Group health care plan costs continue to increase modestly with no sign that premiums will spike again anytime soon.
In 2013, group health care premiums for family coverage increased just 3.8%, rising to an average of $16,351 per employee, according to a Kaiser Family Foundation survey of more than 2,000 employers released last week.
That 3.8% increase is the fourth time during the past five years that annual premium increases have remained less than 6%. During that five-year period, cost increases moved out of the 3% to 5.5% range only in 2011. That year, group health care costs increased an average of 9.5%, which Kaiser President and CEO Drew Altman said at the time was an “aberration” and some Obama administration officials attributed the increase at least in part to insurers' miscalculations on the effect of the health care reform law.
With cost increases running well below 5% in 2012 and 2013, “The critics will have a much harder time blaming big premium increases in employer insurance on Obamacare ... because there aren't any big premium increases,” Mr. Altman said last week at a news briefing.

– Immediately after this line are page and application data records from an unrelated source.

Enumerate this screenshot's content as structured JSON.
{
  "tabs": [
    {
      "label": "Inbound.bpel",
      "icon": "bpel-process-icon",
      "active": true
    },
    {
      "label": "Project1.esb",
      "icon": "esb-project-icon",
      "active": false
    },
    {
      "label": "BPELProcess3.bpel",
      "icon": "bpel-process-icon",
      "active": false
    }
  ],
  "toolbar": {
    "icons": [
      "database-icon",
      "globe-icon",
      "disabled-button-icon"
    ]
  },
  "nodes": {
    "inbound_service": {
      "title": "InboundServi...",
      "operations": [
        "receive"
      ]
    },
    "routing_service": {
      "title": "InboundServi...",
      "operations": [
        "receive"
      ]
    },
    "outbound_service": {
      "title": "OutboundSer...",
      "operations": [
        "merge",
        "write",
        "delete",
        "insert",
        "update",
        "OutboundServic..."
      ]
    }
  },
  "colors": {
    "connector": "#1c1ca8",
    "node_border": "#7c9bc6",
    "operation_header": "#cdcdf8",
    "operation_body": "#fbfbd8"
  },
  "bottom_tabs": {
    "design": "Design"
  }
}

Benefits experts say there are several key reasons why cost increases have remained modest even as employers have had to beef up their health care plans, such as offering coverage to employees' adult children up to age 26 to comply with health care reform requirements.
The most significant factor keeping cost increases in check is the sluggish economy, experts say.
“The economy still is flat on its back. Employees feel they can't afford to use more services,” said Helen Darling, president of the National Business Group on Health in Washington.
“As Americans have faced economic pressures, they have put off using medical services and that certainly has helped to keep costs in check,” said Tracy Perez, an account executive and vice president in the Denver office of Lockton Cos. L.L.C
Employer health plan design changes, such as significantly increasing employee cost-sharing by imposing higher deductibles, also have cooled demand for health care services as well as made employees more careful consumers of services.
“When employees have more skin in the game, they learn to be better consumers, and that has helped to dampen health care inflation,” said Michael Thompson, a principal with PricewaterhouseCoopers L.L.P. in New York.
Mercer L.L.C. statistics illustrate the growing prevalence of health plans that expose employees to more costs than traditional plans. For example, last year, 15% of employees working at large organizations — those with at least 500 employees — were enrolled in high-deductible, consumer-driven health care plans. That is more than double the 7% of employees who were enrolled in such plans in 2008.
And the percentage of employees enrolled in these high-deductible plans is likely to go much higher, especially as employers make them the only health plan design they offer.
“I think we will see a huge increase in CDHPs,” said Tracy Watts, senior partner in Mercer's Washington office.
These plans not only expose employees to more costs, they also carry much lower premiums compared with more traditional plans, because of their high deductibles. For example, the average premium for family coverage through such a plan was nearly $1,500 less this year than family coverage through a preferred provider organization (see chart).
At the same time, employers are exploring new approaches to help keep cost increases in check.
“Employers are getting more creative,” said Dave Ratcliffe, a principal in the Washington office of Buck Consultants L.L.C.
In recent years, one popular strategy employers have utilized to try to hold down costs is to give employees a financial incentive to have various medical screenings to detect medical problems before they develop into expensive complications.
In a twist on that strategy, some employers now are making employees pay higher premiums if they don't have certain screenings or take other steps to improve their health.
“It is a 'stick' approach. It is a form of cost-shifting to try to change behavior,” Mr. Ratcliffe said.
“You will pay more if you don't play by the rules,” said Tim Nimmer, chief health actuary with Aon Hewitt in Denver.
Consultants say other cost-control strategies that are expected to grow over the next few years include providing greater coverage of services received by the most cost-efficient providers in a network and reference pricing, in which an employer limits the coverage it will provide for a service to a fixed amount.
Still, there is one ultimate cost-control step that few employers appear willing to take: eliminate their health care plans, direct employees to public exchanges and bump up employees' salaries to offset, at least partially, the premiums they will pay for coverage.
Last week, a Towers Watson & Co. survey of 420 large and midsize employers reported that 98% of respondents intend to continue to provide health coverage.
“Health care plans are a key part of employers' rewards package. No one wants to be the first to do something so radical” as eliminating coverage, said Mark Olson, a senior Towers Watson consulting actuary in Boston.
“I do not have one client who plans to drop coverage and have not heard of one who will drop coverage,” Lockton's Ms. Perez said.